Copy and Paste
If you already know how to copy and paste text, you can do so just as you normally would. A read-only file doesn't prevent you from copying, pasting or altering the text. It only prevents you from saving the changes. To copy and paste, go to "Edit" and choose "Select all." Word will highlight all the text.
Go to "Edit" and choose "Copy." This will place the text on a virtual "clipboard." Word won't tell you that the text has been successfully copied.
Go to "File" and select "New." A blank document will appear. This file will have read and write privileges.
Go to "Edit" and select "Paste." Word will drop the text in the new file and allow you to make changes and save.
Insert Text from File
You can also access the text from a read-only file without ever having to open it. To do this, open the file in which you want the text from the read-only file inserted.
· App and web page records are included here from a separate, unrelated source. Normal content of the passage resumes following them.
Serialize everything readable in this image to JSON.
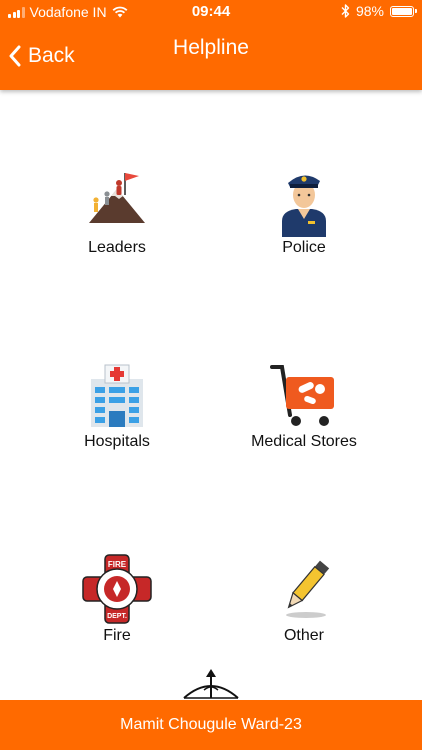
{
  "status": {
    "carrier": "Vodafone IN",
    "time": "09:44",
    "battery": "98%",
    "battery_level": 0.98
  },
  "header": {
    "back_label": "Back",
    "title": "Helpline"
  },
  "items": [
    {
      "label": "Leaders",
      "icon": "leaders-icon"
    },
    {
      "label": "Police",
      "icon": "police-icon"
    },
    {
      "label": "Hospitals",
      "icon": "hospital-icon"
    },
    {
      "label": "Medical Stores",
      "icon": "medical-store-icon"
    },
    {
      "label": "Fire",
      "icon": "fire-dept-icon"
    },
    {
      "label": "Other",
      "icon": "pencil-icon"
    }
  ],
  "footer": {
    "text": "Mamit Chougule Ward-23"
  },
  "colors": {
    "accent": "#ff6a00"
  }
}
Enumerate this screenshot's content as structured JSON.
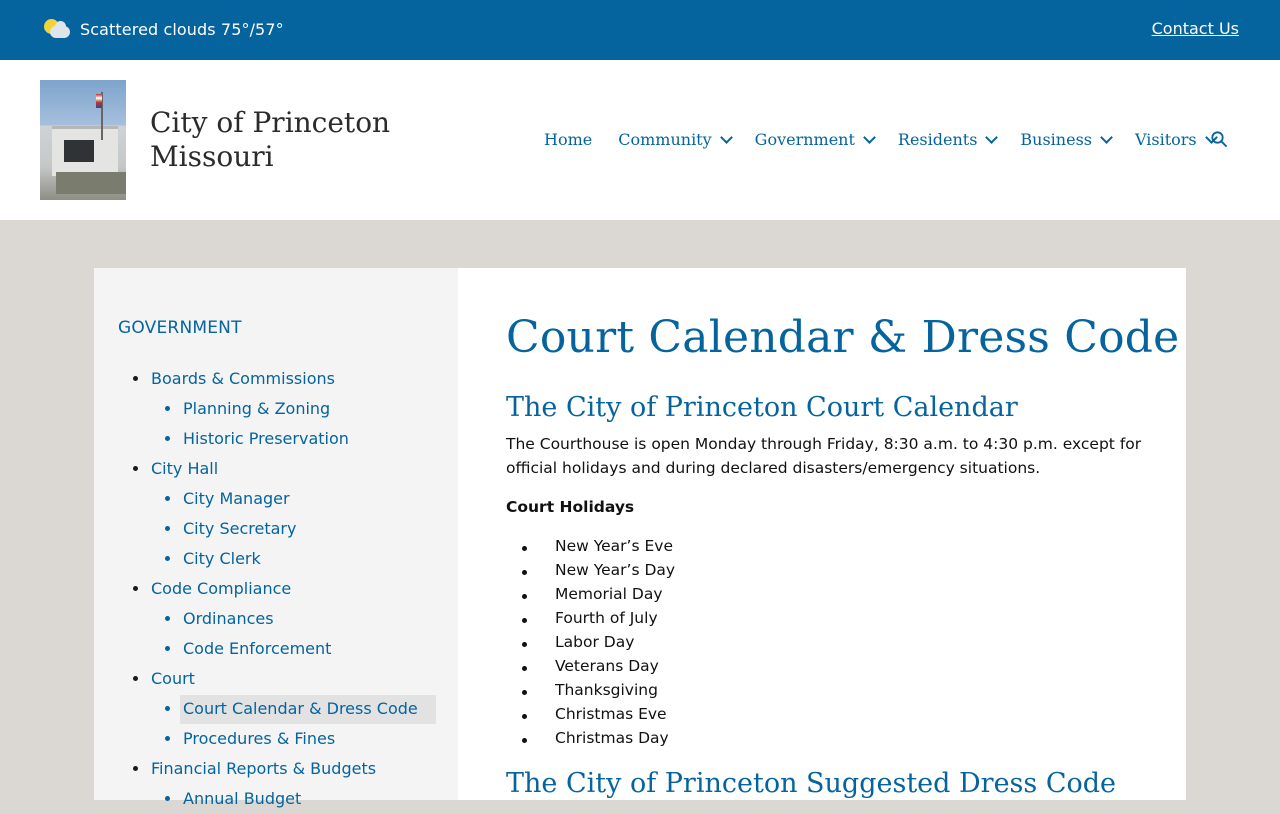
{
  "topbar": {
    "weather_icon": "partly-cloudy-icon",
    "weather_text": "Scattered clouds 75°/57°",
    "contact_label": "Contact Us"
  },
  "header": {
    "site_name_line1": "City of Princeton",
    "site_name_line2": "Missouri",
    "nav": [
      {
        "label": "Home"
      },
      {
        "label": "Community"
      },
      {
        "label": "Government"
      },
      {
        "label": "Residents"
      },
      {
        "label": "Business"
      },
      {
        "label": "Visitors"
      }
    ],
    "search_icon": "search-icon"
  },
  "sidebar": {
    "heading": "GOVERNMENT",
    "items": [
      {
        "label": "Boards & Commissions",
        "level": 1
      },
      {
        "label": "Planning & Zoning",
        "level": 2
      },
      {
        "label": "Historic Preservation",
        "level": 2
      },
      {
        "label": "City Hall",
        "level": 1
      },
      {
        "label": "City Manager",
        "level": 2
      },
      {
        "label": "City Secretary",
        "level": 2
      },
      {
        "label": "City Clerk",
        "level": 2
      },
      {
        "label": "Code Compliance",
        "level": 1
      },
      {
        "label": "Ordinances",
        "level": 2
      },
      {
        "label": "Code Enforcement",
        "level": 2
      },
      {
        "label": "Court",
        "level": 1
      },
      {
        "label": "Court Calendar & Dress Code",
        "level": 2,
        "active": true
      },
      {
        "label": "Procedures & Fines",
        "level": 2
      },
      {
        "label": "Financial Reports & Budgets",
        "level": 1
      },
      {
        "label": "Annual Budget",
        "level": 2
      }
    ]
  },
  "main": {
    "title": "Court Calendar & Dress Code",
    "section1_heading": "The City of Princeton Court Calendar",
    "section1_text": "The Courthouse is open Monday through Friday, 8:30 a.m. to 4:30 p.m. except for official holidays and during declared disasters/emergency situations.",
    "holidays_heading": "Court Holidays",
    "holidays": [
      "New Year’s Eve",
      "New Year’s Day",
      "Memorial Day",
      "Fourth of July",
      "Labor Day",
      "Veterans Day",
      "Thanksgiving",
      "Christmas Eve",
      "Christmas Day"
    ],
    "section2_heading": "The City of Princeton Suggested Dress Code"
  },
  "colors": {
    "brand_blue": "#05649e",
    "page_bg": "#dbd8d4",
    "sidebar_bg": "#f4f4f4"
  }
}
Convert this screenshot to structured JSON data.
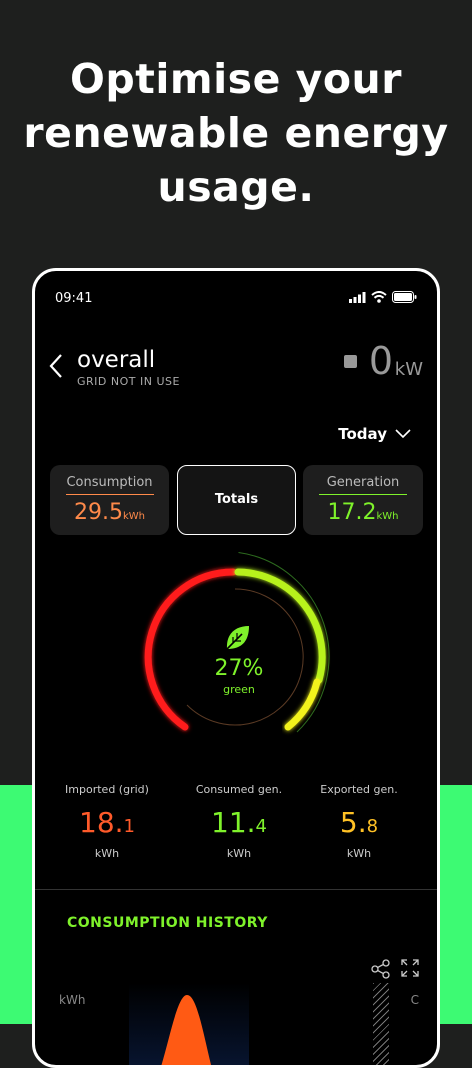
{
  "headline": {
    "line1": "Optimise your",
    "line2": "renewable energy",
    "line3": "usage."
  },
  "status_bar": {
    "time": "09:41"
  },
  "header": {
    "title": "overall",
    "subtitle": "GRID NOT IN USE",
    "power_value": "0",
    "power_unit": "kW"
  },
  "period": {
    "selected": "Today"
  },
  "cards": {
    "consumption": {
      "label": "Consumption",
      "value_main": "29.5",
      "unit": "kWh",
      "color": "#ff8a4a"
    },
    "totals": {
      "label": "Totals"
    },
    "generation": {
      "label": "Generation",
      "value_main": "17.2",
      "unit": "kWh",
      "color": "#7ff22b"
    }
  },
  "gauge": {
    "green_percent": 27,
    "percent_text": "27%",
    "label": "green",
    "colors": {
      "red": "#ff1a1a",
      "green": "#b8f21e",
      "yellow": "#f2f21a",
      "accent": "#7ff22b"
    }
  },
  "stats": {
    "imported": {
      "label": "Imported (grid)",
      "value_main": "18.",
      "value_dec": "1",
      "unit": "kWh",
      "color": "#ff5a2a"
    },
    "consumed_gen": {
      "label": "Consumed gen.",
      "value_main": "11.",
      "value_dec": "4",
      "unit": "kWh",
      "color": "#7ff22b"
    },
    "exported_gen": {
      "label": "Exported gen.",
      "value_main": "5.",
      "value_dec": "8",
      "unit": "kWh",
      "color": "#ffc125"
    }
  },
  "history": {
    "title": "CONSUMPTION HISTORY",
    "y_label": "kWh",
    "right_label": "C"
  },
  "icons": [
    "back-chevron-icon",
    "signal-icon",
    "wifi-icon",
    "battery-icon",
    "chevron-down-icon",
    "leaf-icon",
    "share-icon",
    "expand-icon"
  ]
}
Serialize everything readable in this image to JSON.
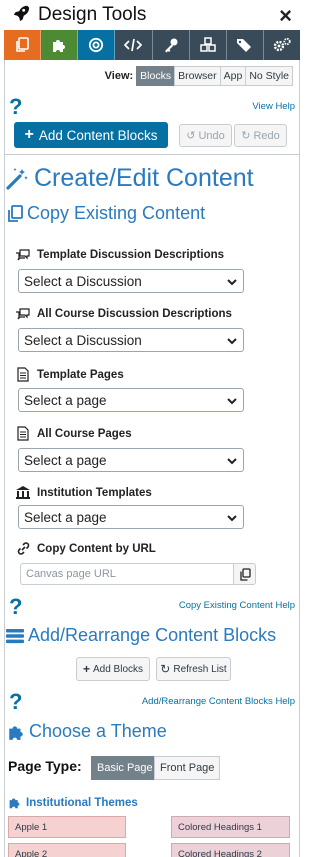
{
  "app": {
    "title": "Design Tools",
    "close_glyph": "×"
  },
  "toolbar": {
    "tabs": [
      {
        "name": "copy-icon",
        "color": "#e66c1f"
      },
      {
        "name": "puzzle-icon",
        "color": "#4d8a34"
      },
      {
        "name": "target-icon",
        "color": "#0770a3"
      },
      {
        "name": "code-icon",
        "color": "#394b58"
      },
      {
        "name": "key-icon",
        "color": "#394b58"
      },
      {
        "name": "cubes-icon",
        "color": "#394b58"
      },
      {
        "name": "tags-icon",
        "color": "#394b58"
      },
      {
        "name": "gears-icon",
        "color": "#394b58"
      }
    ]
  },
  "view": {
    "label": "View:",
    "options": [
      "Blocks",
      "Browser",
      "App",
      "No Style"
    ],
    "active": "Blocks"
  },
  "help": {
    "glyph": "?",
    "view_help": "View Help"
  },
  "actions": {
    "add_blocks": "Add Content Blocks",
    "undo": "Undo",
    "redo": "Redo"
  },
  "create": {
    "title": "Create/Edit Content"
  },
  "copy": {
    "title": "Copy Existing Content",
    "fields": [
      {
        "label": "Template Discussion Descriptions",
        "value": "Select a Discussion"
      },
      {
        "label": "All Course Discussion Descriptions",
        "value": "Select a Discussion"
      },
      {
        "label": "Template Pages",
        "value": "Select a page"
      },
      {
        "label": "All Course Pages",
        "value": "Select a page"
      },
      {
        "label": "Institution Templates",
        "value": "Select a page"
      }
    ],
    "url_label": "Copy Content by URL",
    "url_placeholder": "Canvas page URL",
    "help_link": "Copy Existing Content Help"
  },
  "rearrange": {
    "title": "Add/Rearrange Content Blocks",
    "add": "Add Blocks",
    "refresh": "Refresh List",
    "help_link": "Add/Rearrange Content Blocks Help"
  },
  "theme": {
    "title": "Choose a Theme",
    "page_type_label": "Page Type:",
    "page_types": [
      "Basic Page",
      "Front Page"
    ],
    "active_type": "Basic Page",
    "institutional_label": "Institutional Themes",
    "chips": [
      "Apple 1",
      "Colored Headings 1",
      "Apple 2",
      "Colored Headings 2"
    ]
  },
  "colors": {
    "accent": "#0770a3",
    "heading": "#2a7abf",
    "chip": "#f5d1d1"
  }
}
Using the mouse or the arrow and enter keys, position the cursor in your file in the exact location you want the text to show up.
Go to "Insert" and select "File." A box will appear allowing you to browse your files. Find the document with the text you want and click on it.
Select "Insert" and Word will drop the text into your current file. The text may not look exactly as it did in the original file. Most of the time you'll be able to alter the inserted text. However, you may not be able to if you inserted the text from a much older version of Word.
Shortcuts will expedite the processes described above. Holding down “Crl” + “A” will select all text in a Word file. “Ctrl-C” copies text. “Ctrl-V” pastes text. For other short cuts, click on any drop down menu in Word. The functions that have shortcuts will specify them on the right. For Macs, use “Command” instead of “Ctrl.”
When opening a document you did not create, check the title at the top. There it will specify if it is read-only. If so, follow the steps above before making changes to avoid losing your work.